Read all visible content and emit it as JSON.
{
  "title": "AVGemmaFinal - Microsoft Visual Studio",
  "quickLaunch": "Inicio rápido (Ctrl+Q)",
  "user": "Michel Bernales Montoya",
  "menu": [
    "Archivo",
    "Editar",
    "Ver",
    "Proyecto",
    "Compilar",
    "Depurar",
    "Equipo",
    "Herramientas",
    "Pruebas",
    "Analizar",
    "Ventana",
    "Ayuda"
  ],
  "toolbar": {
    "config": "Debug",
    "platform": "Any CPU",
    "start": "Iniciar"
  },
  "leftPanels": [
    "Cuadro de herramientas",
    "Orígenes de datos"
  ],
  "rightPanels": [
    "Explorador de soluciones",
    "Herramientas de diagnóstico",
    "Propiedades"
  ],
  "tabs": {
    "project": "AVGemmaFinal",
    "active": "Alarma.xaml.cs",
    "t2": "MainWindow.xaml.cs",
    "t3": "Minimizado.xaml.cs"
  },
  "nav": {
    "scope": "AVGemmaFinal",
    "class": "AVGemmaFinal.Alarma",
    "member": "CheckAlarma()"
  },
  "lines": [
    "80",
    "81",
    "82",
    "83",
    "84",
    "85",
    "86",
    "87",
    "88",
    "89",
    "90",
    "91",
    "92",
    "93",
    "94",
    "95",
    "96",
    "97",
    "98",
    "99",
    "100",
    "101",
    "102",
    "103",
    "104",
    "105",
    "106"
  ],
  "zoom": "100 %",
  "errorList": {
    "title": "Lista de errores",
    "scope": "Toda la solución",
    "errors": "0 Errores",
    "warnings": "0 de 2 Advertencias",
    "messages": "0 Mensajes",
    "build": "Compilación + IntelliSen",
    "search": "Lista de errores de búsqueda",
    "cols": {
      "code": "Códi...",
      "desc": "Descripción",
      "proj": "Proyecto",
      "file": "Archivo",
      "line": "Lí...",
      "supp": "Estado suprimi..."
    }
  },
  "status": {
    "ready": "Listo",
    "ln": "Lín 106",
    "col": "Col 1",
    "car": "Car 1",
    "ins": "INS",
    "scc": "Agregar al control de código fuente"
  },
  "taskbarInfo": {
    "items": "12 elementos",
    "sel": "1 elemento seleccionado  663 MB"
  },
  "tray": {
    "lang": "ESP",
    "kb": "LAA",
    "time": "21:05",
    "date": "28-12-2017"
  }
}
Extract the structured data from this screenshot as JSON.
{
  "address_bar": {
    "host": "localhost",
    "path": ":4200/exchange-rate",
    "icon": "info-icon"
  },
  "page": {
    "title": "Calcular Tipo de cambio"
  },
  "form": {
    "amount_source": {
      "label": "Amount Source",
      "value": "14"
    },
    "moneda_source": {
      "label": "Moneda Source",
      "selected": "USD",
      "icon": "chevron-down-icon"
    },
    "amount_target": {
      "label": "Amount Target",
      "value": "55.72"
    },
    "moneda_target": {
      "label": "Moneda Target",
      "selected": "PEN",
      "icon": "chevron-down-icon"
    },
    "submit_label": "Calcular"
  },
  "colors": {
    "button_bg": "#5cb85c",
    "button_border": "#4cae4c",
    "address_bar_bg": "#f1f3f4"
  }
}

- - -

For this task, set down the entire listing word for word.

Read all visible content and emit it as JSON.
{
  "title": "AVGemmaFinal - Microsoft Visual Studio",
  "quickLaunch": "Inicio rápido (Ctrl+Q)",
  "user": "Michel Bernales Montoya",
  "menu": [
    "Archivo",
    "Editar",
    "Ver",
    "Proyecto",
    "Compilar",
    "Depurar",
    "Equipo",
    "Herramientas",
    "Pruebas",
    "Analizar",
    "Ventana",
    "Ayuda"
  ],
  "toolbar": {
    "config": "Debug",
    "platform": "Any CPU",
    "start": "Iniciar"
  },
  "leftPanels": [
    "Cuadro de herramientas",
    "Orígenes de datos"
  ],
  "rightPanels": [
    "Explorador de soluciones",
    "Herramientas de diagnóstico",
    "Propiedades"
  ],
  "tabs": {
    "project": "AVGemmaFinal",
    "active": "Alarma.xaml.cs",
    "t2": "MainWindow.xaml.cs",
    "t3": "Minimizado.xaml.cs"
  },
  "nav": {
    "scope": "AVGemmaFinal",
    "class": "AVGemmaFinal.Alarma",
    "member": "CheckAlarma()"
  },
  "lines": [
    "80",
    "81",
    "82",
    "83",
    "84",
    "85",
    "86",
    "87",
    "88",
    "89",
    "90",
    "91",
    "92",
    "93",
    "94",
    "95",
    "96",
    "97",
    "98",
    "99",
    "100",
    "101",
    "102",
    "103",
    "104",
    "105",
    "106"
  ],
  "zoom": "100 %",
  "errorList": {
    "title": "Lista de errores",
    "scope": "Toda la solución",
    "errors": "0 Errores",
    "warnings": "0 de 2 Advertencias",
    "messages": "0 Mensajes",
    "build": "Compilación + IntelliSen",
    "search": "Lista de errores de búsqueda",
    "cols": {
      "code": "Códi...",
      "desc": "Descripción",
      "proj": "Proyecto",
      "file": "Archivo",
      "line": "Lí...",
      "supp": "Estado suprimi..."
    }
  },
  "status": {
    "ready": "Listo",
    "ln": "Lín 106",
    "col": "Col 1",
    "car": "Car 1",
    "ins": "INS",
    "scc": "Agregar al control de código fuente"
  },
  "taskbarInfo": {
    "items": "12 elementos",
    "sel": "1 elemento seleccionado  663 MB"
  },
  "tray": {
    "lang": "ESP",
    "kb": "LAA",
    "time": "21:05",
    "date": "28-12-2017"
  }
}
Extract the structured data from this screenshot as JSON.
{
  "address_bar": {
    "host": "localhost",
    "path": ":4200/exchange-rate",
    "icon": "info-icon"
  },
  "page": {
    "title": "Calcular Tipo de cambio"
  },
  "form": {
    "amount_source": {
      "label": "Amount Source",
      "value": "14"
    },
    "moneda_source": {
      "label": "Moneda Source",
      "selected": "USD",
      "icon": "chevron-down-icon"
    },
    "amount_target": {
      "label": "Amount Target",
      "value": "55.72"
    },
    "moneda_target": {
      "label": "Moneda Target",
      "selected": "PEN",
      "icon": "chevron-down-icon"
    },
    "submit_label": "Calcular"
  },
  "colors": {
    "button_bg": "#5cb85c",
    "button_border": "#4cae4c",
    "address_bar_bg": "#f1f3f4"
  }
}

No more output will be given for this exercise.